A dark and gritty magic-realism romp.,
By A Customer
This review is from: Galveston A Novel (Hardcover)In a not-so-distant future, on the island of Galveston, Texas, civilization is slowly slipping away and decaying, and no amount of plaster can fix the crumbling marble walls. While the rich, high-class citiens enjoy drinking the last dregs of what life was before the Flood, all others are left to suffer, to live as best they can, as the medicine runs out and the civilization runs out and all the miracles, the nightmares, the horrifying shamanistic dreams and realities of magic run in.
I'm a great fan of Stewart and his previous works, having been lured into the fold, as it were, by Nobody's Son, and falling in love with his realistic, yet fantastical style of writing. From pure fantasy in Cloud's End and Nobody's Son, to sci fi futures in Passion Play and The Night Watch, to my favorites, these real worlds sick with magic, he's held my imagination and attention.
Galveston, stylistically, is one of the best he's ever written. I cringe as Josh and Ham are stranded on the peninsula, surviving heat and bugs and snake bites, and can almost feel the decaying artificial cool of Sloane's big mansion.
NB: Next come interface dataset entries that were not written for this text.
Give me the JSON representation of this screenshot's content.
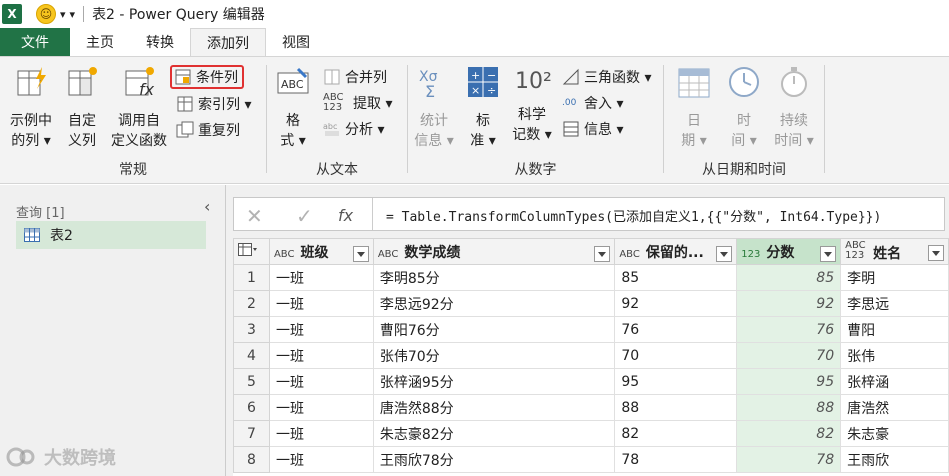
{
  "app": {
    "title": "表2 - Power Query 编辑器",
    "excel_letter": "X"
  },
  "tabs": [
    "文件",
    "主页",
    "转换",
    "添加列",
    "视图"
  ],
  "ribbon": {
    "general": {
      "label": "常规",
      "btn1": [
        "示例中",
        "的列 ▾"
      ],
      "btn2": [
        "自定",
        "义列"
      ],
      "btn3": [
        "调用自",
        "定义函数"
      ],
      "cond": "条件列",
      "index": "索引列 ▾",
      "dup": "重复列"
    },
    "text": {
      "label": "从文本",
      "format": [
        "格",
        "式 ▾"
      ],
      "merge": "合并列",
      "extract": "提取 ▾",
      "abc123": "ABC 123",
      "parse": "分析 ▾"
    },
    "number": {
      "label": "从数字",
      "stats": [
        "统计",
        "信息 ▾"
      ],
      "standard": [
        "标",
        "准 ▾"
      ],
      "sci": [
        "科学",
        "记数 ▾"
      ],
      "sci_icon": "10²",
      "trig": "三角函数 ▾",
      "round": "舍入 ▾",
      "info": "信息 ▾"
    },
    "datetime": {
      "label": "从日期和时间",
      "date": [
        "日",
        "期 ▾"
      ],
      "time": [
        "时",
        "间 ▾"
      ],
      "duration": [
        "持续",
        "时间 ▾"
      ]
    }
  },
  "queries": {
    "header": "查询 [1]",
    "item": "表2"
  },
  "formula": "= Table.TransformColumnTypes(已添加自定义1,{{\"分数\", Int64.Type}})",
  "grid": {
    "headers": [
      {
        "type": "ABC",
        "name": "班级"
      },
      {
        "type": "ABC",
        "name": "数学成绩"
      },
      {
        "type": "ABC",
        "name": "保留的..."
      },
      {
        "type": "123",
        "name": "分数"
      },
      {
        "type": "ABC 123",
        "name": "姓名"
      }
    ],
    "rows": [
      [
        "1",
        "一班",
        "李明85分",
        "85",
        "85",
        "李明"
      ],
      [
        "2",
        "一班",
        "李思远92分",
        "92",
        "92",
        "李思远"
      ],
      [
        "3",
        "一班",
        "曹阳76分",
        "76",
        "76",
        "曹阳"
      ],
      [
        "4",
        "一班",
        "张伟70分",
        "70",
        "70",
        "张伟"
      ],
      [
        "5",
        "一班",
        "张梓涵95分",
        "95",
        "95",
        "张梓涵"
      ],
      [
        "6",
        "一班",
        "唐浩然88分",
        "88",
        "88",
        "唐浩然"
      ],
      [
        "7",
        "一班",
        "朱志豪82分",
        "82",
        "82",
        "朱志豪"
      ],
      [
        "8",
        "一班",
        "王雨欣78分",
        "78",
        "78",
        "王雨欣"
      ]
    ]
  },
  "watermark": "大数跨境",
  "colors": {
    "file_tab": "#217346",
    "highlight_border": "#e03131",
    "selected_col": "#c6e3cb"
  }
}
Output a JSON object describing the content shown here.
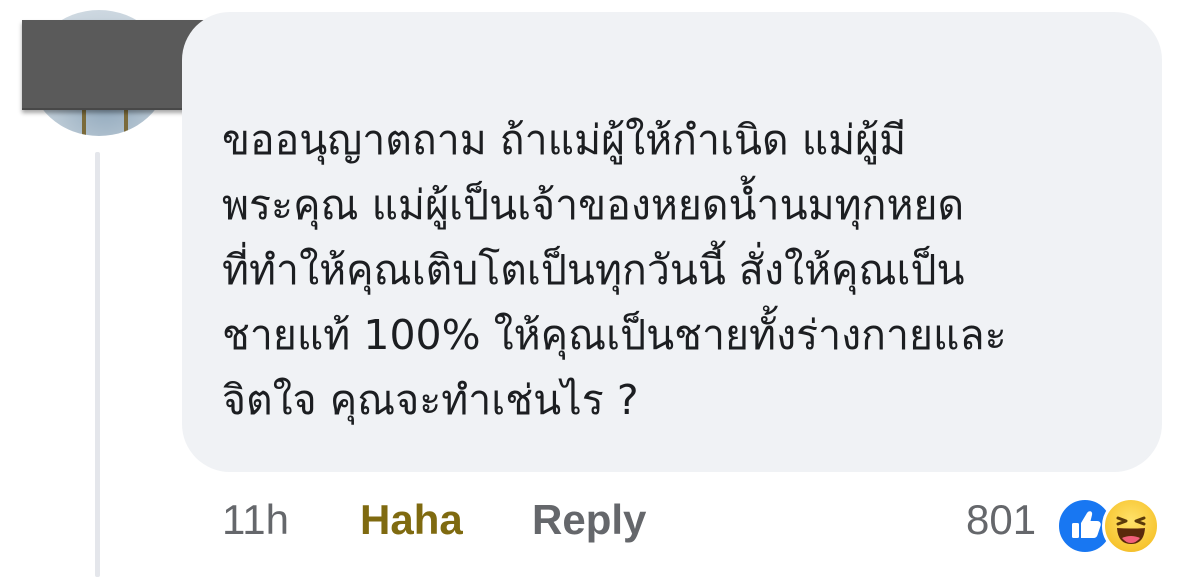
{
  "comment": {
    "author_redacted": true,
    "text_lines": [
      "ขออนุญาตถาม ถ้าแม่ผู้ให้กำเนิด แม่ผู้มี",
      "พระคุณ แม่ผู้เป็นเจ้าของหยดน้ำนมทุกหยด",
      "ที่ทำให้คุณเติบโตเป็นทุกวันนี้ สั่งให้คุณเป็น",
      "ชายแท้ 100% ให้คุณเป็นชายทั้งร่างกายและ",
      "จิตใจ คุณจะทำเช่นไร ?"
    ],
    "timestamp": "11h",
    "reaction_label": "Haha",
    "reply_label": "Reply",
    "reaction_count": "801",
    "reaction_icons": [
      "like-icon",
      "haha-icon"
    ],
    "colors": {
      "bubble": "#f0f2f5",
      "haha_label": "#7f6a10",
      "like_blue": "#1877f2",
      "haha_yellow": "#f7c531",
      "muted_text": "#65676b"
    }
  }
}
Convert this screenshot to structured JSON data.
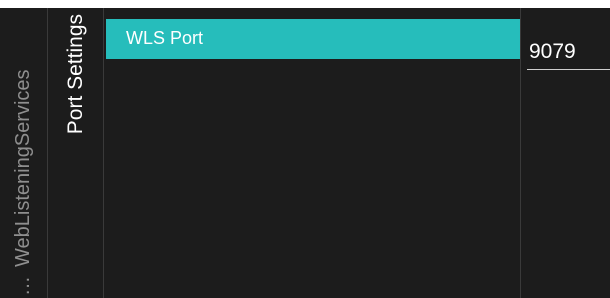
{
  "breadcrumb": {
    "ellipsis": "…",
    "parent_label": "WebListeningServices"
  },
  "page": {
    "title": "Port Settings"
  },
  "menu": {
    "items": [
      {
        "label": "WLS Port",
        "selected": true
      }
    ]
  },
  "value_panel": {
    "value": "9079"
  },
  "colors": {
    "background": "#1c1c1c",
    "selection": "#26bdbb",
    "text_primary": "#ffffff",
    "text_secondary": "#8f8f8f"
  }
}
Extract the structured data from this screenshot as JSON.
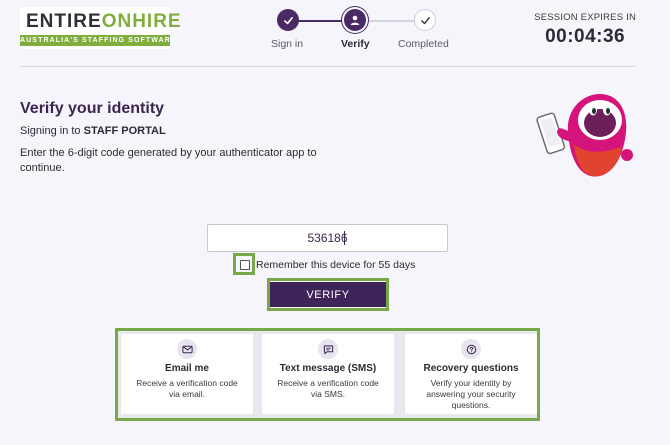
{
  "header": {
    "logo": {
      "primary": "ENTIRE",
      "accent": "ONHIRE",
      "tagline": "AUSTRALIA'S STAFFING SOFTWARE"
    },
    "steps": [
      {
        "label": "Sign in",
        "state": "done"
      },
      {
        "label": "Verify",
        "state": "active"
      },
      {
        "label": "Completed",
        "state": "todo"
      }
    ],
    "session": {
      "label": "SESSION EXPIRES IN",
      "timer": "00:04:36"
    }
  },
  "intro": {
    "title": "Verify your identity",
    "signing_prefix": "Signing in to ",
    "portal": "STAFF PORTAL",
    "instructions": "Enter the 6-digit code generated by your authenticator app to continue."
  },
  "form": {
    "code_value": "536186",
    "remember_label": "Remember this device for 55 days",
    "remember_checked": false,
    "verify_label": "VERIFY"
  },
  "options": [
    {
      "title": "Email me",
      "desc": "Receive a verification code via email.",
      "icon": "mail-icon"
    },
    {
      "title": "Text message (SMS)",
      "desc": "Receive a verification code via SMS.",
      "icon": "message-icon"
    },
    {
      "title": "Recovery questions",
      "desc": "Verify your identity by answering your security questions.",
      "icon": "question-icon"
    }
  ],
  "colors": {
    "brand_purple": "#3f2459",
    "highlight_green": "#78a84a",
    "mascot_magenta": "#d4147a"
  }
}
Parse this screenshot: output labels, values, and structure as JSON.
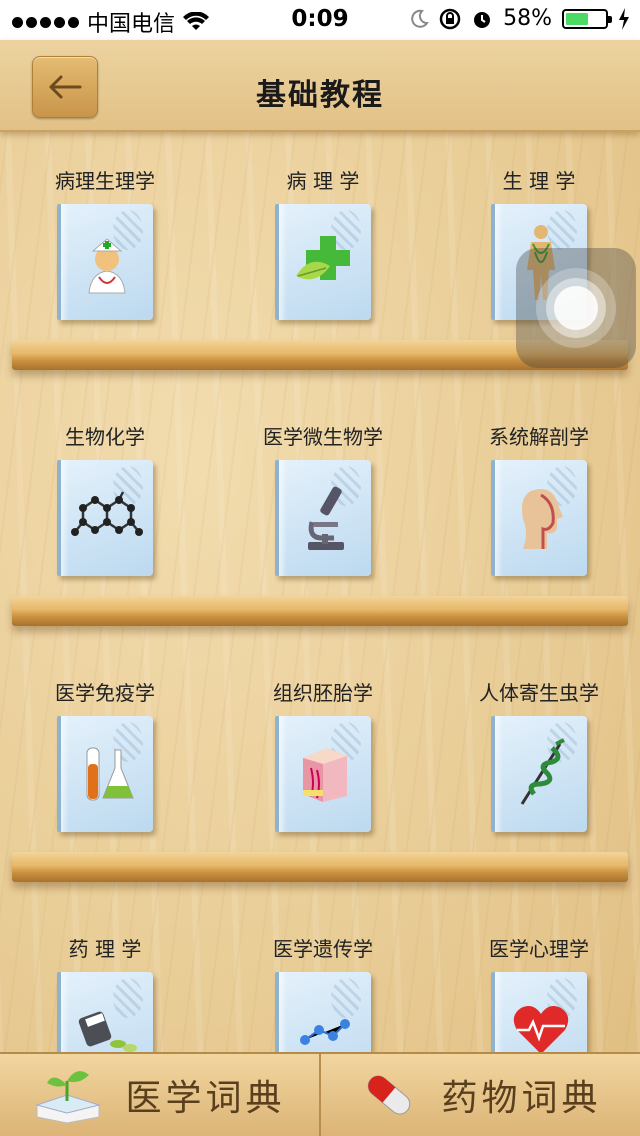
{
  "status_bar": {
    "carrier": "中国电信",
    "time": "0:09",
    "battery": "58%",
    "battery_level": 0.58
  },
  "navbar": {
    "title": "基础教程",
    "back_icon": "←"
  },
  "books": [
    {
      "label": "病理生理学",
      "icon": "nurse-icon"
    },
    {
      "label": "病 理 学",
      "icon": "leaf-cross-icon"
    },
    {
      "label": "生 理 学",
      "icon": "human-body-icon"
    },
    {
      "label": "生物化学",
      "icon": "molecule-icon"
    },
    {
      "label": "医学微生物学",
      "icon": "microscope-icon"
    },
    {
      "label": "系统解剖学",
      "icon": "head-anatomy-icon"
    },
    {
      "label": "医学免疫学",
      "icon": "test-tube-icon"
    },
    {
      "label": "组织胚胎学",
      "icon": "tissue-icon"
    },
    {
      "label": "人体寄生虫学",
      "icon": "caduceus-icon"
    },
    {
      "label": "药 理 学",
      "icon": "pill-bottle-icon"
    },
    {
      "label": "医学遗传学",
      "icon": "dna-molecule-icon"
    },
    {
      "label": "医学心理学",
      "icon": "heart-icon"
    }
  ],
  "tabbar": {
    "tabs": [
      {
        "label": "医学词典",
        "icon": "book-sprout-icon"
      },
      {
        "label": "药物词典",
        "icon": "capsule-icon"
      }
    ]
  },
  "colors": {
    "wood_light": "#efd6a6",
    "shelf": "#d9a556",
    "book_cover": "#cfe4f5",
    "text": "#222222"
  }
}
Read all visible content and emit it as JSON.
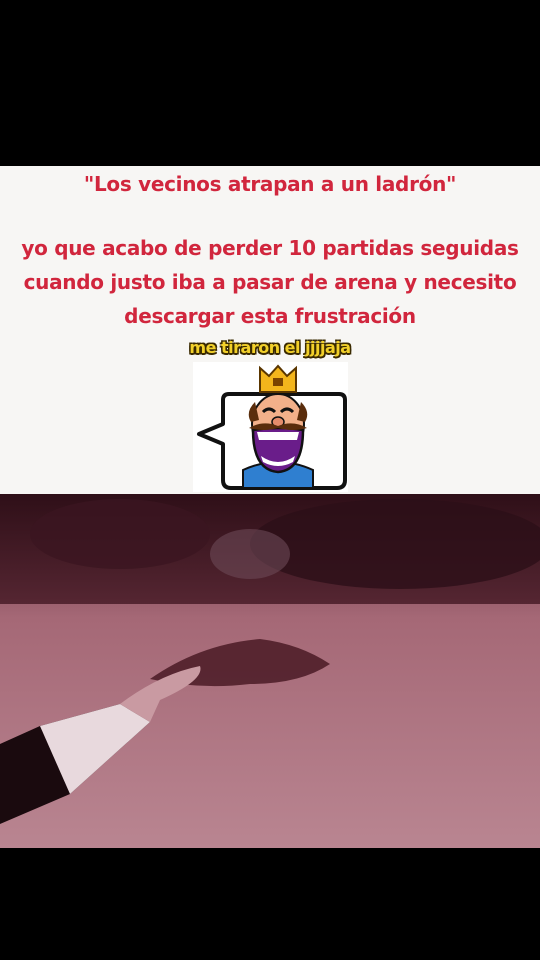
{
  "caption": {
    "quote": "\"Los vecinos atrapan a un ladrón\"",
    "lines": [
      "yo que acabo de perder 10 partidas seguidas",
      "cuando justo iba a pasar de arena y necesito",
      "descargar esta frustración"
    ]
  },
  "sticker": {
    "text": "me tiraron el jjjjaja"
  },
  "emote": {
    "icon": "laughing-king-emote-icon"
  },
  "video": {
    "description_icon": "video-frame"
  },
  "colors": {
    "caption_red": "#d1263d",
    "sticker_yellow": "#f2d02a",
    "panel_bg": "#f7f6f4"
  }
}
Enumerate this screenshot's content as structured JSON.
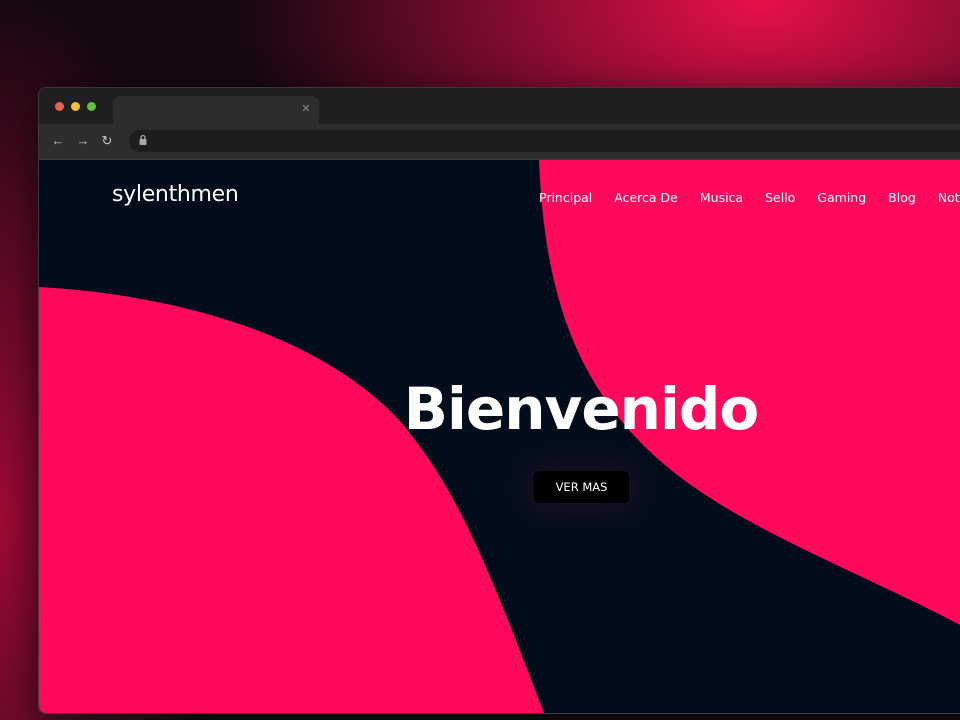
{
  "colors": {
    "accent": "#ff0a5a",
    "page_background": "#020d1c",
    "button_background": "#000000",
    "text": "#ffffff"
  },
  "browser": {
    "window_controls": [
      "close",
      "minimize",
      "maximize"
    ],
    "tab": {
      "title": "",
      "close_icon": "close-icon"
    },
    "toolbar": {
      "back_icon": "arrow-left-icon",
      "forward_icon": "arrow-right-icon",
      "reload_icon": "reload-icon",
      "url": "",
      "lock_icon": "lock-icon"
    }
  },
  "site": {
    "logo": "sylenthmen",
    "nav": [
      "Principal",
      "Acerca De",
      "Musica",
      "Sello",
      "Gaming",
      "Blog",
      "Notc"
    ],
    "hero": {
      "title": "Bienvenido",
      "button_label": "VER MAS"
    }
  }
}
The story, like most of his works, is very dense, and will take you a while to read, but is VERY worth it.
Galveston is my second favorite of Stewart's works, right underneath Ressurection Man, and I advise any fan of fantasy or magic-realism to pick it up. It's worth it.